I decide to wait until the dead of night before I visit my little population of flowers. At 1am I just can't stand it any longer. I jump in the truck which has become nothing more than a mobile flashlight at this point, and head down the driveway. I get out and eye every flower....nothing. I look closer and find the nectaries, which were dry during the day, are now pumping huge luscious drops of nectar. I must taste one, and I do. It's sweet, but hardly a meal for a curious primate. I also notice that the style is now in line with the anthers and not below them as in the flowers from the day, or should I say night, before. In the anticlimax, I stand a moment, hoping to hear an owl or something to salvage the night, when I notice an erratic flash in the headlights. It's a moth. Surely it is just drawn to the light. It lands on a flower. It's Schinia gaurae!!!! It lights, aligns itself, and drinks. The stamens are covered, the wings are in contact with the anthers and I am ecstatic. I watch for a while, then jump in the truck and head home for a beer and some contemplation about how wonderfully cool life and life on earth is.
Of course, the scientist in me realizes that this merely constitutes circumstantial evidence and in no way proves that Gaura biennis is pollinated by Schinia gaurae. And since I still don't know what the interaction of the plant with long-tongued bees is, they cannot be ruled out. But the novice naturalist, the child, the innocent believer in me is satisfied. At least until next year.

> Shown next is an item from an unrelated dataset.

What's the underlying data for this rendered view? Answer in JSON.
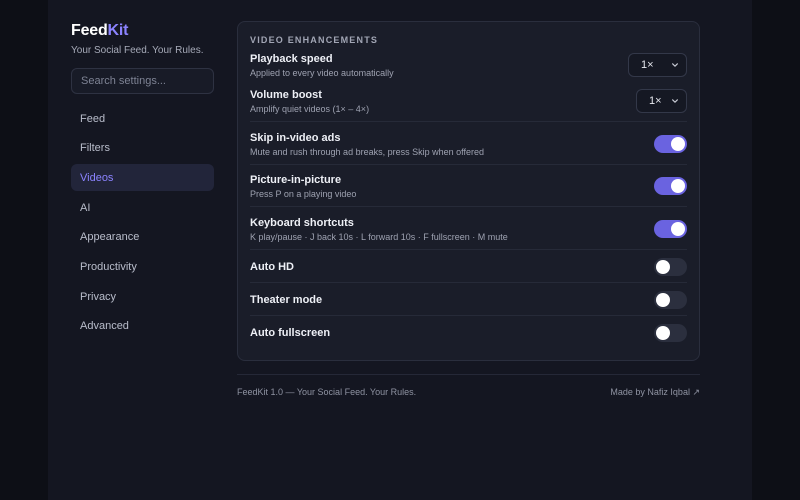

Saturday, December 6, 2008

Symphytum officinale

Common Comfrey it is, in the Boraginaceae. I saw this plant from the highway a couple years ago and there wasn't a good place to pull off. By the time I got turned around and back to the area it was pouring rain so I gave up, thinking I'd be back in a few days, but it was forgotten until last May. Strangely, its wetland rating is FACU and at this site it was thriving in a mucky lowland seep.

From a distance it looks like a giant Mertensia with flowers darker and only partially opened. It has leaf tissue decurrent along the stem, making it look strongly winged. It's a native of Europe, escaped from cultivation here and rather attractive. "Officinale" meaning "of the shops," a reference to some historic use in medicine, and hence its prevalence in apothecary shops.

Good call, Scott!

Easy Plant Quiz

This was growing in low, mucky ground in Hobart, Indiana. Photographed May 25, 2008. I'll have to admit I didn't know what it was at the time.

Tuesday, December 2, 2008

Hypericum punctatum

That's right, Ellery. The quiz plant was Hypericum punctatum. With flowers or even leaves, this would have been a much easier quiz, as H. punctatum and H. perforatum are very easy to tell apart during the growing season. Outside of the growing season, there aren't as many characters to use to distinguish the two. H. perforatum would have a more angled stem formed by decurrent leaf bases. Also, H. perforatum is more woody/shrubby than H. punctatum. This character isn't as obvious from the photo I posted, but in seeing the plant in person this is more obvious. Finally, the sepals of H. punctatum are blunt to acute, while those of H. perforatum are linear-lanceolate and attenuate.

The genus name Hypericum comes from the ancient Greek name Hypericon, which was derived from the word meaning "over a picture." Flowers were often collected and placed above pictures in the house to ward off evil spirits at Walpurgisnacht, the midsummer festival associated with the summer solstice that later became known as the feast of St. John. The specific epithet, punctatum, refers to the black and transparent dots on the leaves and petals.

Nice job, Ellery. And good guesses, Keith.